TASK INSTRUCTIONS
Take the listing and give it again exactly, from its first line to its last line.

WORKING DATA
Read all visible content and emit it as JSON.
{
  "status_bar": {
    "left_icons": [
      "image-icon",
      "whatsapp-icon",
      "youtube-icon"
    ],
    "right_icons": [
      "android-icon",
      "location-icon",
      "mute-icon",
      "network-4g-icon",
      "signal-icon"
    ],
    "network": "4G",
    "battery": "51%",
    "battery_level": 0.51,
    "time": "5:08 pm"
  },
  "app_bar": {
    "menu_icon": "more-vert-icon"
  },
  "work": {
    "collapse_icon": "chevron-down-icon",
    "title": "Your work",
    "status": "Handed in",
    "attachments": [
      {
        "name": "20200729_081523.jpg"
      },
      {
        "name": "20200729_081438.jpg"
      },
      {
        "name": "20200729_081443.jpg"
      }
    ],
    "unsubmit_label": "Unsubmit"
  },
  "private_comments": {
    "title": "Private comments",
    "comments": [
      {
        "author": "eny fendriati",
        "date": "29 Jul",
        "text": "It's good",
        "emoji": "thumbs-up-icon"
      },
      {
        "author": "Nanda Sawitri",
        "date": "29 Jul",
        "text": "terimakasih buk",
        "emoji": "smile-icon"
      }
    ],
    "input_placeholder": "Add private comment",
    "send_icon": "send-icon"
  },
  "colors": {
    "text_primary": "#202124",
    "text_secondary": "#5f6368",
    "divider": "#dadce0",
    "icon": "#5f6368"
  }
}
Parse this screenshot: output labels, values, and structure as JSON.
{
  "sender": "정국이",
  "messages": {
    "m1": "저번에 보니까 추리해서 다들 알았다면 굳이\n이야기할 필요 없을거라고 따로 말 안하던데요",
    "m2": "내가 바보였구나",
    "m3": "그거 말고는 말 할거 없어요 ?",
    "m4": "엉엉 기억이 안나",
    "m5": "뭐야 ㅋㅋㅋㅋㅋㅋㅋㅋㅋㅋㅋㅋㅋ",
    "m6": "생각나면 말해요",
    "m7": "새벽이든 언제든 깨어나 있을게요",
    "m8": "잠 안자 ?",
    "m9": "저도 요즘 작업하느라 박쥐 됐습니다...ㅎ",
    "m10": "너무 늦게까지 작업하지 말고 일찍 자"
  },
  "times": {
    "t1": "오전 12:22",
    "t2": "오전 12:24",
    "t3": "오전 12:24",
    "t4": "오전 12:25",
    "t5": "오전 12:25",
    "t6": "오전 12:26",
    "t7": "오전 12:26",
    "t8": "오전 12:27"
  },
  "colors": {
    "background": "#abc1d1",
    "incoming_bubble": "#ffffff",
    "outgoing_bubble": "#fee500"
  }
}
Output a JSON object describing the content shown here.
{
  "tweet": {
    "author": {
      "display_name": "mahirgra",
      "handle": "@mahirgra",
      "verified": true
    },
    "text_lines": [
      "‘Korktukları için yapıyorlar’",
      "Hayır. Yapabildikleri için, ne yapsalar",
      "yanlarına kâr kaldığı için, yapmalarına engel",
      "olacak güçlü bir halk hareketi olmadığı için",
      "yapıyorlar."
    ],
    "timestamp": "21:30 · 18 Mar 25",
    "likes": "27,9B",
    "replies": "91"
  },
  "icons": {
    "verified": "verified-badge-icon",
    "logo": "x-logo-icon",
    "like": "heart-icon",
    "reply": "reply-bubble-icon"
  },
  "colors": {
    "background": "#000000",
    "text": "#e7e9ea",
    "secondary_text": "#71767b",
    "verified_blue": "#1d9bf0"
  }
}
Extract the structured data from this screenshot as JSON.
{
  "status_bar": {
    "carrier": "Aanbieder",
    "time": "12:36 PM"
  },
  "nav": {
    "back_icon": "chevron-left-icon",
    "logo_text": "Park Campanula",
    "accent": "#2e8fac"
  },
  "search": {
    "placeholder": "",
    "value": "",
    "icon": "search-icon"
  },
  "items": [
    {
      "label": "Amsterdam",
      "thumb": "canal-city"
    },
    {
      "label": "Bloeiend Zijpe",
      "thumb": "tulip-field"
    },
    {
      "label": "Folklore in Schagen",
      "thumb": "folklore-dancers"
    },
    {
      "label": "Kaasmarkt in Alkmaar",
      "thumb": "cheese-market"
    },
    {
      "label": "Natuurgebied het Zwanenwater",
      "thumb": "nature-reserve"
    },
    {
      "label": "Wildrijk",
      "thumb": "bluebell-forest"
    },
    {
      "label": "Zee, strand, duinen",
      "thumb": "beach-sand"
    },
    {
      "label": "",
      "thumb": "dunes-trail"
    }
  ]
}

TASK RESULT
Read all visible content and emit it as JSON.
{
  "status_bar": {
    "left_icons": [
      "image-icon",
      "whatsapp-icon",
      "youtube-icon"
    ],
    "right_icons": [
      "android-icon",
      "location-icon",
      "mute-icon",
      "network-4g-icon",
      "signal-icon"
    ],
    "network": "4G",
    "battery": "51%",
    "battery_level": 0.51,
    "time": "5:08 pm"
  },
  "app_bar": {
    "menu_icon": "more-vert-icon"
  },
  "work": {
    "collapse_icon": "chevron-down-icon",
    "title": "Your work",
    "status": "Handed in",
    "attachments": [
      {
        "name": "20200729_081523.jpg"
      },
      {
        "name": "20200729_081438.jpg"
      },
      {
        "name": "20200729_081443.jpg"
      }
    ],
    "unsubmit_label": "Unsubmit"
  },
  "private_comments": {
    "title": "Private comments",
    "comments": [
      {
        "author": "eny fendriati",
        "date": "29 Jul",
        "text": "It's good",
        "emoji": "thumbs-up-icon"
      },
      {
        "author": "Nanda Sawitri",
        "date": "29 Jul",
        "text": "terimakasih buk",
        "emoji": "smile-icon"
      }
    ],
    "input_placeholder": "Add private comment",
    "send_icon": "send-icon"
  },
  "colors": {
    "text_primary": "#202124",
    "text_secondary": "#5f6368",
    "divider": "#dadce0",
    "icon": "#5f6368"
  }
}
Parse this screenshot: output labels, values, and structure as JSON.
{
  "sender": "정국이",
  "messages": {
    "m1": "저번에 보니까 추리해서 다들 알았다면 굳이\n이야기할 필요 없을거라고 따로 말 안하던데요",
    "m2": "내가 바보였구나",
    "m3": "그거 말고는 말 할거 없어요 ?",
    "m4": "엉엉 기억이 안나",
    "m5": "뭐야 ㅋㅋㅋㅋㅋㅋㅋㅋㅋㅋㅋㅋㅋ",
    "m6": "생각나면 말해요",
    "m7": "새벽이든 언제든 깨어나 있을게요",
    "m8": "잠 안자 ?",
    "m9": "저도 요즘 작업하느라 박쥐 됐습니다...ㅎ",
    "m10": "너무 늦게까지 작업하지 말고 일찍 자"
  },
  "times": {
    "t1": "오전 12:22",
    "t2": "오전 12:24",
    "t3": "오전 12:24",
    "t4": "오전 12:25",
    "t5": "오전 12:25",
    "t6": "오전 12:26",
    "t7": "오전 12:26",
    "t8": "오전 12:27"
  },
  "colors": {
    "background": "#abc1d1",
    "incoming_bubble": "#ffffff",
    "outgoing_bubble": "#fee500"
  }
}
Output a JSON object describing the content shown here.
{
  "tweet": {
    "author": {
      "display_name": "mahirgra",
      "handle": "@mahirgra",
      "verified": true
    },
    "text_lines": [
      "‘Korktukları için yapıyorlar’",
      "Hayır. Yapabildikleri için, ne yapsalar",
      "yanlarına kâr kaldığı için, yapmalarına engel",
      "olacak güçlü bir halk hareketi olmadığı için",
      "yapıyorlar."
    ],
    "timestamp": "21:30 · 18 Mar 25",
    "likes": "27,9B",
    "replies": "91"
  },
  "icons": {
    "verified": "verified-badge-icon",
    "logo": "x-logo-icon",
    "like": "heart-icon",
    "reply": "reply-bubble-icon"
  },
  "colors": {
    "background": "#000000",
    "text": "#e7e9ea",
    "secondary_text": "#71767b",
    "verified_blue": "#1d9bf0"
  }
}
Extract the structured data from this screenshot as JSON.
{
  "status_bar": {
    "carrier": "Aanbieder",
    "time": "12:36 PM"
  },
  "nav": {
    "back_icon": "chevron-left-icon",
    "logo_text": "Park Campanula",
    "accent": "#2e8fac"
  },
  "search": {
    "placeholder": "",
    "value": "",
    "icon": "search-icon"
  },
  "items": [
    {
      "label": "Amsterdam",
      "thumb": "canal-city"
    },
    {
      "label": "Bloeiend Zijpe",
      "thumb": "tulip-field"
    },
    {
      "label": "Folklore in Schagen",
      "thumb": "folklore-dancers"
    },
    {
      "label": "Kaasmarkt in Alkmaar",
      "thumb": "cheese-market"
    },
    {
      "label": "Natuurgebied het Zwanenwater",
      "thumb": "nature-reserve"
    },
    {
      "label": "Wildrijk",
      "thumb": "bluebell-forest"
    },
    {
      "label": "Zee, strand, duinen",
      "thumb": "beach-sand"
    },
    {
      "label": "",
      "thumb": "dunes-trail"
    }
  ]
}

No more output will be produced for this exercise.